Other Jewish holidays are similarly hands on: shortly before Succot, the park welcomes guests with its annual holiday-themed exhibit. A two-story succa, a succa on the back of a camel and a succa on a boat are all recreated according to the text of the Mishna. Uval escorts a small group through the park's "Four Species" section, which relates to the four flora used in the holiday's commandment pertaining to lulav and etrog - binding branches of willow, myrtle and palm with citron fruit.
"We get people here with an open Mishna and many people who enjoy nature," Uval said. "That's one of our aims, to find common ground among all Jews... Anyone living according to the same calendar experiences this as a very unifying force."

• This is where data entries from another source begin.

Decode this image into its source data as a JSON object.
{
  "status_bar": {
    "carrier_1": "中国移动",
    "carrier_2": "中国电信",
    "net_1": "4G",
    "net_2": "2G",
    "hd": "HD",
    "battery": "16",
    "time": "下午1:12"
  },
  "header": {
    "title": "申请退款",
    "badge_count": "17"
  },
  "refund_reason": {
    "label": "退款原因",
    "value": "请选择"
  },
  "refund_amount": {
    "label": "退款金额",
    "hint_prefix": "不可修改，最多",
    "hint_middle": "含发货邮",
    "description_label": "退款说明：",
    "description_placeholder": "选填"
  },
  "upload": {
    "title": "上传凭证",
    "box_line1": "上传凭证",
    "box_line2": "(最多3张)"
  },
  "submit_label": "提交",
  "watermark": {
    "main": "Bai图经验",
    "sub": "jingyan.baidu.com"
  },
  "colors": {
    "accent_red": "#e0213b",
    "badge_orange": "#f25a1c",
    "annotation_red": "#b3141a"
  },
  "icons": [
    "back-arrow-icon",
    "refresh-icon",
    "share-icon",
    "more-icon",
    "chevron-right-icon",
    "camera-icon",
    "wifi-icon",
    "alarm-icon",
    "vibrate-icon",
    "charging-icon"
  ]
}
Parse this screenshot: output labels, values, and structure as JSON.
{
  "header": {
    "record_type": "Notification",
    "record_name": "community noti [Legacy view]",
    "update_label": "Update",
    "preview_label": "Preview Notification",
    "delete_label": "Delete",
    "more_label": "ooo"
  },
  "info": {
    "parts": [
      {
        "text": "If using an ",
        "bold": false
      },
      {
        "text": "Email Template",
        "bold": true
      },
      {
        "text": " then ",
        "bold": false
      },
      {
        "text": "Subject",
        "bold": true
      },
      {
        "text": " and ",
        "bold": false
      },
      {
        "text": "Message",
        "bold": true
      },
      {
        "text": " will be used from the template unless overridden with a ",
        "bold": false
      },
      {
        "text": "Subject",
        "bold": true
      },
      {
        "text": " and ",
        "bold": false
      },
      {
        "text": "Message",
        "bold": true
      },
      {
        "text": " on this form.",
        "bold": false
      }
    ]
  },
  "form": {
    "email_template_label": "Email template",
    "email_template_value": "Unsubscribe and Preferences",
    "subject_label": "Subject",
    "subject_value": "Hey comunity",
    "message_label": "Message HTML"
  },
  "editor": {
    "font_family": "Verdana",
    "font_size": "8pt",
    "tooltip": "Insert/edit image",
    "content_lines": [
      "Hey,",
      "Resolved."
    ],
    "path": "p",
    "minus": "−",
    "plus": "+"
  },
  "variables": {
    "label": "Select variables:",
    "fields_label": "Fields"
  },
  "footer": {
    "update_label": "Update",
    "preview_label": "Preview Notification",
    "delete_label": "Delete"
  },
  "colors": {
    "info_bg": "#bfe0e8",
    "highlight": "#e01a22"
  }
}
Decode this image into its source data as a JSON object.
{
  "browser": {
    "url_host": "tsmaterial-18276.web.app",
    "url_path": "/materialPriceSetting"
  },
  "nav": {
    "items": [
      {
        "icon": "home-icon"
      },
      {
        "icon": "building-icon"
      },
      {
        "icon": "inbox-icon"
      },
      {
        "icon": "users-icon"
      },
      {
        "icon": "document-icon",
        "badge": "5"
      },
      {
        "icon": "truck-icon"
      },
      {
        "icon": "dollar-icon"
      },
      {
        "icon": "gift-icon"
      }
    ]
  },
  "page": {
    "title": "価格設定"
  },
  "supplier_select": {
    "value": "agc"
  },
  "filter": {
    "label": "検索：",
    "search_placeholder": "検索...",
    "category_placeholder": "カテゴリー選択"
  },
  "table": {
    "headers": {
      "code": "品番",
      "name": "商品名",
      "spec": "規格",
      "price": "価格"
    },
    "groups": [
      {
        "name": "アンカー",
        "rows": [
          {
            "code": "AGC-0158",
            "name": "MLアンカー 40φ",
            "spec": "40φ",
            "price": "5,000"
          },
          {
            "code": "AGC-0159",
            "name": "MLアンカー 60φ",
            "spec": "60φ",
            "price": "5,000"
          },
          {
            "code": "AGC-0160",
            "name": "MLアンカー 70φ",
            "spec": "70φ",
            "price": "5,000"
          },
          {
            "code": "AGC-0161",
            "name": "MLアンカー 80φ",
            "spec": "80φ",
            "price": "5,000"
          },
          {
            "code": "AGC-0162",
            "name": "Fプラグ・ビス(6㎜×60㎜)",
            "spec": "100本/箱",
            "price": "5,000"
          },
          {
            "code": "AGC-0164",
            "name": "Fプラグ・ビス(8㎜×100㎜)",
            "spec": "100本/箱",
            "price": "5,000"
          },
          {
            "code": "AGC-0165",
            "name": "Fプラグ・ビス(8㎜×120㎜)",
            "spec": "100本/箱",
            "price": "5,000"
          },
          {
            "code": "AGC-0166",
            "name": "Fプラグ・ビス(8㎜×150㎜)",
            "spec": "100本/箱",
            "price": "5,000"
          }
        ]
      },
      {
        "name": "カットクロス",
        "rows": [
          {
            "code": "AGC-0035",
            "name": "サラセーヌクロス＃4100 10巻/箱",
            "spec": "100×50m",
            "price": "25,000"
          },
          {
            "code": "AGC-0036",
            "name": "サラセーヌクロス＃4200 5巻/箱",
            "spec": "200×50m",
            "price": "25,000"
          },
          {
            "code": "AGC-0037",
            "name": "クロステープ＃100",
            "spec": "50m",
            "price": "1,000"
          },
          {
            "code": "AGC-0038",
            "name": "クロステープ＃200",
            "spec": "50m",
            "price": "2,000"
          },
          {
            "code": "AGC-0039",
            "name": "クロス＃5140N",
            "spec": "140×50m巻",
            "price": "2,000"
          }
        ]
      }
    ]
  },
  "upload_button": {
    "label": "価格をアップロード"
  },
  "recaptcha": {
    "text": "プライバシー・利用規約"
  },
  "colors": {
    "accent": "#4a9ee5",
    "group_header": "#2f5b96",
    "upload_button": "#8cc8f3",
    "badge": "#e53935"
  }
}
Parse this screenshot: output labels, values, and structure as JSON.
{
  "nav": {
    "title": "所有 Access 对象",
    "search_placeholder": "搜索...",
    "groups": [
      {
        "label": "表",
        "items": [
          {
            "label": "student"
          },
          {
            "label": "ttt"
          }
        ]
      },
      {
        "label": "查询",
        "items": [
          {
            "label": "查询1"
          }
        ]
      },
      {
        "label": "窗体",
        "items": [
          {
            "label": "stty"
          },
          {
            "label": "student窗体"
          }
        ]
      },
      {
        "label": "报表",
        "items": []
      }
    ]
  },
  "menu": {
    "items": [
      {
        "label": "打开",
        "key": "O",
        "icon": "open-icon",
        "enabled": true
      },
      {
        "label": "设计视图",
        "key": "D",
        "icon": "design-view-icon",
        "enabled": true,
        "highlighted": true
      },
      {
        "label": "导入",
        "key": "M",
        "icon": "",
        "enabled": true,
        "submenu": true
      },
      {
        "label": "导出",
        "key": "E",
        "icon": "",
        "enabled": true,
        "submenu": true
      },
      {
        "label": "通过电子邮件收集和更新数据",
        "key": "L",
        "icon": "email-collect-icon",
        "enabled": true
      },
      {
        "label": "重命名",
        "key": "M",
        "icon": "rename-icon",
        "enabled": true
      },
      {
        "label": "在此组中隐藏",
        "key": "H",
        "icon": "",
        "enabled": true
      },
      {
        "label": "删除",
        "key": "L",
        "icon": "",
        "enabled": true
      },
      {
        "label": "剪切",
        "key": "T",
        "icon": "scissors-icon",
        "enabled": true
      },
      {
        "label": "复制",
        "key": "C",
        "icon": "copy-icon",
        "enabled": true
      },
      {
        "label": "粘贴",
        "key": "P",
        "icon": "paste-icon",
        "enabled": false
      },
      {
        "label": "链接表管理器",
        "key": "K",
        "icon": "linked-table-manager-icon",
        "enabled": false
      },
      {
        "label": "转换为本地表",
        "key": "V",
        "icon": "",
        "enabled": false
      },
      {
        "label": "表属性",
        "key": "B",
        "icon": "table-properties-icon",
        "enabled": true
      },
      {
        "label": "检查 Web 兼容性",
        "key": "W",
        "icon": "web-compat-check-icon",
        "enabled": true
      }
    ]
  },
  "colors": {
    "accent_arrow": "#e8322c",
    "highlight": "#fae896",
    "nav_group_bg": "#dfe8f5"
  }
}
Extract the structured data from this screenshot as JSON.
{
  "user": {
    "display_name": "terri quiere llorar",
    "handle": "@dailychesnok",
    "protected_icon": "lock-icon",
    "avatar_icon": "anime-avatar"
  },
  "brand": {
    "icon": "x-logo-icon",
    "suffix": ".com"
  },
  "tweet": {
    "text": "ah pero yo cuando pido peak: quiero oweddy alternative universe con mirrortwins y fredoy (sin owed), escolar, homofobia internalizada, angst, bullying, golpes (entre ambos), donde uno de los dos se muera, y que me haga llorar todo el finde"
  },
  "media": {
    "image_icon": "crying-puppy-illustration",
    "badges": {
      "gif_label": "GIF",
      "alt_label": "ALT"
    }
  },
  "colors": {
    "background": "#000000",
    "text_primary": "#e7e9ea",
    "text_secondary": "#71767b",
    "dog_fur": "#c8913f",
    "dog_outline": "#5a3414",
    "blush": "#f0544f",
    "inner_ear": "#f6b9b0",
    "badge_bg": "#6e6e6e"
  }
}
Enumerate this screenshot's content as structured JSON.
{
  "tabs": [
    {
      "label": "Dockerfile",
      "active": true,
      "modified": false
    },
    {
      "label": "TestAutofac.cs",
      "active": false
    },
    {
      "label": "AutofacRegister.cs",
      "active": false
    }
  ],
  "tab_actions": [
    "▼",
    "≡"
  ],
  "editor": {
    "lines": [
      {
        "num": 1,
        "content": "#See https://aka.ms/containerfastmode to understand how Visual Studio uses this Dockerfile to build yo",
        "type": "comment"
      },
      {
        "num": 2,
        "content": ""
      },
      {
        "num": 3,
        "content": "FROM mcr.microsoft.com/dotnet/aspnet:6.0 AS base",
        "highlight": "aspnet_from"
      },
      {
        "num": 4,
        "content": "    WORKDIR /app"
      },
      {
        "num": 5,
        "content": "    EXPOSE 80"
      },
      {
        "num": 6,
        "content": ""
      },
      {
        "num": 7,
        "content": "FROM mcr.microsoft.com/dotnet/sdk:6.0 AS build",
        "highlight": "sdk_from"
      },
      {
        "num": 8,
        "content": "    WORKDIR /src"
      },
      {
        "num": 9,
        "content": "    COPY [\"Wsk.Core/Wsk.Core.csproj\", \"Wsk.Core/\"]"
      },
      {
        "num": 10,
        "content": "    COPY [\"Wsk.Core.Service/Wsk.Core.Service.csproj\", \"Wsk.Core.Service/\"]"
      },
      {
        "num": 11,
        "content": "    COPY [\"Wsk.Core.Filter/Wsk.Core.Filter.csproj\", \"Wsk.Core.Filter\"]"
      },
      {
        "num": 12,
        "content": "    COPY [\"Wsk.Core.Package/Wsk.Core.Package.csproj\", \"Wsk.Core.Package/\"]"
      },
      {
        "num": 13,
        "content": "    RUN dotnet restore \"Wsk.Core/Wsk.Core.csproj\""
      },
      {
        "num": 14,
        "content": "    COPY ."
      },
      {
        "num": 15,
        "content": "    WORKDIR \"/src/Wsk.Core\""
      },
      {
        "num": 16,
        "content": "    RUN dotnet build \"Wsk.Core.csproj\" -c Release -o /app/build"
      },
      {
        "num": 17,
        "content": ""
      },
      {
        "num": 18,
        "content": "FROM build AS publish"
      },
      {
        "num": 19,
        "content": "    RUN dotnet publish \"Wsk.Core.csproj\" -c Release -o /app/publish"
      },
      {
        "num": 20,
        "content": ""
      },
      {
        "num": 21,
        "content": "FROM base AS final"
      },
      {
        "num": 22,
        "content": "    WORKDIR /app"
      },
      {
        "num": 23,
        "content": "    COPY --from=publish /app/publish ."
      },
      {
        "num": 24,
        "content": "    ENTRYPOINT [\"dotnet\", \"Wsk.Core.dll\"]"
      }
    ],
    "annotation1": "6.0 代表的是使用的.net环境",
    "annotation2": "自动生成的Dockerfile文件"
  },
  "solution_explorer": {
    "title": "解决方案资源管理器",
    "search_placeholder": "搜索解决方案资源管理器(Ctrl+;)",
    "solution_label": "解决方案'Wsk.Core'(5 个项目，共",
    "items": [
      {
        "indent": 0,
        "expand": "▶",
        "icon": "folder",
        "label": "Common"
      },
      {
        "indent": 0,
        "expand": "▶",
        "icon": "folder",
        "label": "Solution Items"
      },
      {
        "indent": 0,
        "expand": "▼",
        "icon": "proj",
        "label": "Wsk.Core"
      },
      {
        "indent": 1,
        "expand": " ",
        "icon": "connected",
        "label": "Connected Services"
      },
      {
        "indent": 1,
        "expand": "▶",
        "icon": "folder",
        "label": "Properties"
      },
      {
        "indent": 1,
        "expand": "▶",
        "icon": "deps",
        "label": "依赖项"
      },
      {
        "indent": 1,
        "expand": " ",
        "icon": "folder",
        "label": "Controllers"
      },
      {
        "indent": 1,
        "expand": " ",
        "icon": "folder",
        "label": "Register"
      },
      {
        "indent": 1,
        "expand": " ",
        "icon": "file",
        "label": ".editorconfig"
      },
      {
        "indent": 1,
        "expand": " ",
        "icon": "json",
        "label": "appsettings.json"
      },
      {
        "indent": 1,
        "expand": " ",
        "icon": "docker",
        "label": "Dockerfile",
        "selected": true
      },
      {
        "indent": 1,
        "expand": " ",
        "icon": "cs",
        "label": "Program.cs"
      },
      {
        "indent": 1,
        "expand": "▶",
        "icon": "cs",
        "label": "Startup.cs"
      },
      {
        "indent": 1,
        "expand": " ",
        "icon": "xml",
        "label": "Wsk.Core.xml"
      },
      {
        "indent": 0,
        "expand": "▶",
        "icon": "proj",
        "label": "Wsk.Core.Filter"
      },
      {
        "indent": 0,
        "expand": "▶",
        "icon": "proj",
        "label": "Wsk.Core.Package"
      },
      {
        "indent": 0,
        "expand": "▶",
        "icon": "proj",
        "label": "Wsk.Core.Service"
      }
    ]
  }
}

Continuing our tour, Uval points out a fascinating replica of ancient technology that looks like a large screw. A long wooden cylinder with iron supports is positioned between the pond and a small stone pool a few feet away. Between them, running beneath the uppermost end of the cylinder, is a small stone channel. When we turned the crank at the top of the cylinder, we could clearly see the screw-like structure turning and hear the water moving inside. After a few minutes, a rush of water pours out of the cylinder, filling the channel and running directly into the stone pool, symbolic of a mikve, or ritual bath.
This "water screw" is discussed in Tosefta Mikvaot 4 and 5: "Archimedes' screw does not invalidate the mikve because the water is not disconnected from its source. The mikve is kosher, the water comes in one continuous flow."
This is just one example of the numerous fascinating displays throughout the park. During all the festivals, children's activities dot the park's many trails. For the three pilgrimage holidays of Succot, Pessah and Shavuot, young visitors have the opportunity to make sandals and robes, as well as coins reminiscent of those once used as the half-shekel tax in the ancient Temple.
Around Pessah and Tu Be'av, visitors tour a "Song of Songs" path. The foliage and texts relate well to love and romance, themes of both holidays. Further along in the park, at another interlocking landscape, is the "Seven Species" area.
The last stop for us was the "wedding trail." As an almost full moon rose, we proceeded along a romantically lit path, taking in the last views of crimson pomegranates, their crown-like stems nearing the end of their reign. n
Relevant to your professional network? Please share on Linkedin